With nearly four million visitors arriving each year in private vehicles, there has been an increase in road congestion — particularly in the summer, officials said. It also pointed to other negative effects such as longer travel times, more greenhouse gas emissions and increased traffic in areas frequented by wildlife.

“Without any mitigating action, congestion is anticipated to worsen, driven by population increases in nearby Calgary and a growing tourism and hospitality industry in Banff National Park.”

The study looked at all-year bus and train options and came up with some approximate costs.

Bus service between Calgary and Lake Louise would have capital costs ranging from $8.1 million to $19.6 million and operating costs of $4.5 million to $5.8 million annually. A ridership between 200,000 and 490,000 passengers a year would cut the annual operating subsidy to about $2 million.

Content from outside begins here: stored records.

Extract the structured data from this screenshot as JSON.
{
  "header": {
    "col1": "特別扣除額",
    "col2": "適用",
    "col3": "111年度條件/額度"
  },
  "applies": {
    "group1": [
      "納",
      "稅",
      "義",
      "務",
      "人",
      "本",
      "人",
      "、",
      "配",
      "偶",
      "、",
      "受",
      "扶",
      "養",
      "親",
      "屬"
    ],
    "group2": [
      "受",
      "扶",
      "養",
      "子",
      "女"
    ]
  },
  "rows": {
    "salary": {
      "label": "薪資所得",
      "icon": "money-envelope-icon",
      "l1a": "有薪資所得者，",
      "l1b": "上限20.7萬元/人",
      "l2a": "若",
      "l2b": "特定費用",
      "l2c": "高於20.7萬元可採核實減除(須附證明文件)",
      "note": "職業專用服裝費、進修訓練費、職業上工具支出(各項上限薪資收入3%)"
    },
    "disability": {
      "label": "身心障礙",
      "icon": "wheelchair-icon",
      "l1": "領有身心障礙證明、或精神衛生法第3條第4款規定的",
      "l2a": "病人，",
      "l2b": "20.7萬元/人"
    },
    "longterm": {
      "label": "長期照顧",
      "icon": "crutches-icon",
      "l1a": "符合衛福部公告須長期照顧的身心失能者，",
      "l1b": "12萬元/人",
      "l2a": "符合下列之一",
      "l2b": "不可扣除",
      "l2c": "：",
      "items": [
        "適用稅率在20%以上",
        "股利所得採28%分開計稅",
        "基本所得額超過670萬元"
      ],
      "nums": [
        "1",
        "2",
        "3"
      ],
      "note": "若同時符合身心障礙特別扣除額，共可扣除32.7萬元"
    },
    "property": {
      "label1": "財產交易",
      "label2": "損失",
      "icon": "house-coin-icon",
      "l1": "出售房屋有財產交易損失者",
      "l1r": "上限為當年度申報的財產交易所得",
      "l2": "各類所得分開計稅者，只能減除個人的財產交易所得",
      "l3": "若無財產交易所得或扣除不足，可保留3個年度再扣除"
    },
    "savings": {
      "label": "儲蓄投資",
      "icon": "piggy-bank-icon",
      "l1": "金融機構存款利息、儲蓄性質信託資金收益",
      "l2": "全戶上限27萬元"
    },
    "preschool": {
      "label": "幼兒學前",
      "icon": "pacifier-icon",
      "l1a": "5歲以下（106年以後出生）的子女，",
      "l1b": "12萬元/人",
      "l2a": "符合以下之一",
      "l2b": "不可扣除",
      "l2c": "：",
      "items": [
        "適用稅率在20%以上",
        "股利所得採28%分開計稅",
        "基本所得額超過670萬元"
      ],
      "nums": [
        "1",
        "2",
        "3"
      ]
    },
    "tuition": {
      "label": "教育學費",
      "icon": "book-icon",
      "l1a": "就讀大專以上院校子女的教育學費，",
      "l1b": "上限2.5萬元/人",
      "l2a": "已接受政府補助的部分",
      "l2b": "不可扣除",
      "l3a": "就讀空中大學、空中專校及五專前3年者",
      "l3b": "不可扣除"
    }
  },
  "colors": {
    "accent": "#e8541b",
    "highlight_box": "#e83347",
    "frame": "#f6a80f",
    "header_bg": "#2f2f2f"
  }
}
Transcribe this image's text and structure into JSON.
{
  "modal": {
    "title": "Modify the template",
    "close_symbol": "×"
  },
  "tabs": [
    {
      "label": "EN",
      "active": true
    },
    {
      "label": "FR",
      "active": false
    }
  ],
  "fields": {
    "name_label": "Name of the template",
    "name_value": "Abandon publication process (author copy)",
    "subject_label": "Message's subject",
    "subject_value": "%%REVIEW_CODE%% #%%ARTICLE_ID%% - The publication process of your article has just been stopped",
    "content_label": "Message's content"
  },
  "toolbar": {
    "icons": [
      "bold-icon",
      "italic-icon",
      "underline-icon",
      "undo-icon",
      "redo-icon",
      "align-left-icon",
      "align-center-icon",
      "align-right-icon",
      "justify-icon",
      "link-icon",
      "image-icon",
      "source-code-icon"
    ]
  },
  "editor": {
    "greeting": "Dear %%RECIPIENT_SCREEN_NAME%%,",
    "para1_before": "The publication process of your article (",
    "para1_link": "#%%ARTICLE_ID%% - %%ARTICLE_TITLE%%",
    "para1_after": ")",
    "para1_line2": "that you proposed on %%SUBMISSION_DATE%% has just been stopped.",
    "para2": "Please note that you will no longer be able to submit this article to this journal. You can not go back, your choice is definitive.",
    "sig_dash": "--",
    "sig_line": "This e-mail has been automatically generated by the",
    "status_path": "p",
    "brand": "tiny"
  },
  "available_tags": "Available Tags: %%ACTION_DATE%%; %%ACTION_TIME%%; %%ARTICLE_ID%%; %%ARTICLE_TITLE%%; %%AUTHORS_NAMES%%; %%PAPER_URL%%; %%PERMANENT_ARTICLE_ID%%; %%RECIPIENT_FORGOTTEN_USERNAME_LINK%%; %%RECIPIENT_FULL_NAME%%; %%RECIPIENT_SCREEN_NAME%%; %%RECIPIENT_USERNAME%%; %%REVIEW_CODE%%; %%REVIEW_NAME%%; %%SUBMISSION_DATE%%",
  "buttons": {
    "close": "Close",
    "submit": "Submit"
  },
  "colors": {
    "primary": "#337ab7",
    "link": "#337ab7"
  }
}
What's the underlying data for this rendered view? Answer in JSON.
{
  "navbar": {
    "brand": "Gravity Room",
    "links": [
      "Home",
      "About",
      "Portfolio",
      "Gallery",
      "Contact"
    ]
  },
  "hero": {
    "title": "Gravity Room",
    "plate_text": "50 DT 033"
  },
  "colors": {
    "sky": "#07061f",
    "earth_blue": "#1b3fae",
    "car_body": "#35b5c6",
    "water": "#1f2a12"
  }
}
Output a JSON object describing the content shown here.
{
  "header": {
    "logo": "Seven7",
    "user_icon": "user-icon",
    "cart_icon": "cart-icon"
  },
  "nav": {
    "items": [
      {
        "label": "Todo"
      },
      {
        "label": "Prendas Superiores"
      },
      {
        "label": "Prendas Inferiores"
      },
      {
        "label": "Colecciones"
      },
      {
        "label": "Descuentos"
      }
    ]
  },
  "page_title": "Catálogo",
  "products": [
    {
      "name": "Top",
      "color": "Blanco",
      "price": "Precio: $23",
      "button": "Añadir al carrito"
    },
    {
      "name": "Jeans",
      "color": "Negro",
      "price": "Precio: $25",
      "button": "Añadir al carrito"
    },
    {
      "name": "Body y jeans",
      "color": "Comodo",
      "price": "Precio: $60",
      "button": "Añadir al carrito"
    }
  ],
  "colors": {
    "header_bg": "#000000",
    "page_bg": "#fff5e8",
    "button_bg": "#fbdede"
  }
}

Train service would have a capital cost between $660 million to $680 million and an operating cost of $13.4 million to $14.3 million each year. Its ridership numbers would be expected to be between 200,000 and 620,000 passengers annually, which would reduce the annual operating subsidy to about $8.1 million to $9.1 million.

“The study partners state that the costs would be too much for the municipalities, and any form of mass transit service in the region would require involvement from other orders of government,” said the report.

The $350,000 study was paid for by Alberta Municipal Affairs and conducted by an independent contractor hired by the Town of Banff.